## Exercise
Your task is to find every line in the records that holds the string "shown" and copy it.

## Data to use
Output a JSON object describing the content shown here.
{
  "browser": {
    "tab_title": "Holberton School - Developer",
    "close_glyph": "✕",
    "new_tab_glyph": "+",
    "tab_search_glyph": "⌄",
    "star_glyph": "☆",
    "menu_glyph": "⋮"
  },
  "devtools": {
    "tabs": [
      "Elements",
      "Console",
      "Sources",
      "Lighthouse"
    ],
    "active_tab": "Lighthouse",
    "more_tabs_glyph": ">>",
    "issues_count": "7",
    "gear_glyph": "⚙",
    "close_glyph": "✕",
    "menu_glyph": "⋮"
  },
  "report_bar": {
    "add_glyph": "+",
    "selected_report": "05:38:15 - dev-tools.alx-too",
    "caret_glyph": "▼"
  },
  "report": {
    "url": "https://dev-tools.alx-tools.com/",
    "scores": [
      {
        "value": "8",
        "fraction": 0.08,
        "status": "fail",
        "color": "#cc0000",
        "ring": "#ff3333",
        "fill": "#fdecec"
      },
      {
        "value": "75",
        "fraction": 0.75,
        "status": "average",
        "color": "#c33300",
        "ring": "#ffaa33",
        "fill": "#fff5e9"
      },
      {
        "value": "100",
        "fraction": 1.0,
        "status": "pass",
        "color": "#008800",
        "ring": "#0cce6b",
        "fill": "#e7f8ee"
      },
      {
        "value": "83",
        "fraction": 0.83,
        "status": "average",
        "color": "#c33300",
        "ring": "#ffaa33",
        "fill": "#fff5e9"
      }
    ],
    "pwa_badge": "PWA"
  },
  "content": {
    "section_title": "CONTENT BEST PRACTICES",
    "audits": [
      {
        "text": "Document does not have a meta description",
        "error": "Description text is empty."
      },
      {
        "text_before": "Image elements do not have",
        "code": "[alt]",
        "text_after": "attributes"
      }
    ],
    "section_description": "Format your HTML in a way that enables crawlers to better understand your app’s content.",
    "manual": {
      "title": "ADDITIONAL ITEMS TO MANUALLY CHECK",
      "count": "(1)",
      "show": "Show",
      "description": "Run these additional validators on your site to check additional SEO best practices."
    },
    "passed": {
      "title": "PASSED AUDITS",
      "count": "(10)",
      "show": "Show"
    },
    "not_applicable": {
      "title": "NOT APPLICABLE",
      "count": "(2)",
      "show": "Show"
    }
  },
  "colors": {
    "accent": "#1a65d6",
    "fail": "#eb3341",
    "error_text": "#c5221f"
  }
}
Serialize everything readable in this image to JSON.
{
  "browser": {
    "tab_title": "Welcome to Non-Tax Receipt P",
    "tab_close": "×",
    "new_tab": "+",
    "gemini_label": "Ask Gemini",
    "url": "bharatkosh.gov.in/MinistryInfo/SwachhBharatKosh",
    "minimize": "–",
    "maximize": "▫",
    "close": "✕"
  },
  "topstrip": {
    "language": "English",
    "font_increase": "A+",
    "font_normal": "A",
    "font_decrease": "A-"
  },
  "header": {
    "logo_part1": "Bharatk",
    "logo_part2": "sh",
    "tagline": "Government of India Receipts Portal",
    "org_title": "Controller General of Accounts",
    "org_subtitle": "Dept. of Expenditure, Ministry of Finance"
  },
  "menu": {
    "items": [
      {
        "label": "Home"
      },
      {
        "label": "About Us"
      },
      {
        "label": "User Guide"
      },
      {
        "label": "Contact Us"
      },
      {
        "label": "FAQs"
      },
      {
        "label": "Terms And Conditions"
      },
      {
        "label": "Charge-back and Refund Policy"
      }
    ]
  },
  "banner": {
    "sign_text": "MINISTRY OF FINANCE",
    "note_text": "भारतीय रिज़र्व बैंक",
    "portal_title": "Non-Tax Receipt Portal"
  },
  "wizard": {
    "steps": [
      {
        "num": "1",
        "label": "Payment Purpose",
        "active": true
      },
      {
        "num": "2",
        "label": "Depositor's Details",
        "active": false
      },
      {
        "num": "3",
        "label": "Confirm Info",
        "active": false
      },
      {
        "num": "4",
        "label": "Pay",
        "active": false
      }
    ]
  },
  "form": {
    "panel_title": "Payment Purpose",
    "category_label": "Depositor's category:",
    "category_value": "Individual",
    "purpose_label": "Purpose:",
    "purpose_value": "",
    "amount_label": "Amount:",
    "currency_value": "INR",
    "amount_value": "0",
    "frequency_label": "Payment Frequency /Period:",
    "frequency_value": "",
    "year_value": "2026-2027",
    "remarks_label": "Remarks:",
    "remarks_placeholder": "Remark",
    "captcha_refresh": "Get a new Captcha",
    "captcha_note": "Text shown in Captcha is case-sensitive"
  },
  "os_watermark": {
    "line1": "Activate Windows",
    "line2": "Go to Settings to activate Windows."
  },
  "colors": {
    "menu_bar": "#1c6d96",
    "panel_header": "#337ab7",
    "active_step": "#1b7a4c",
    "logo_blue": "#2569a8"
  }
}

## Answer to this problem
Output a JSON object describing the content shown here.
    "captcha_note": "Text shown in Captcha is case-sensitive"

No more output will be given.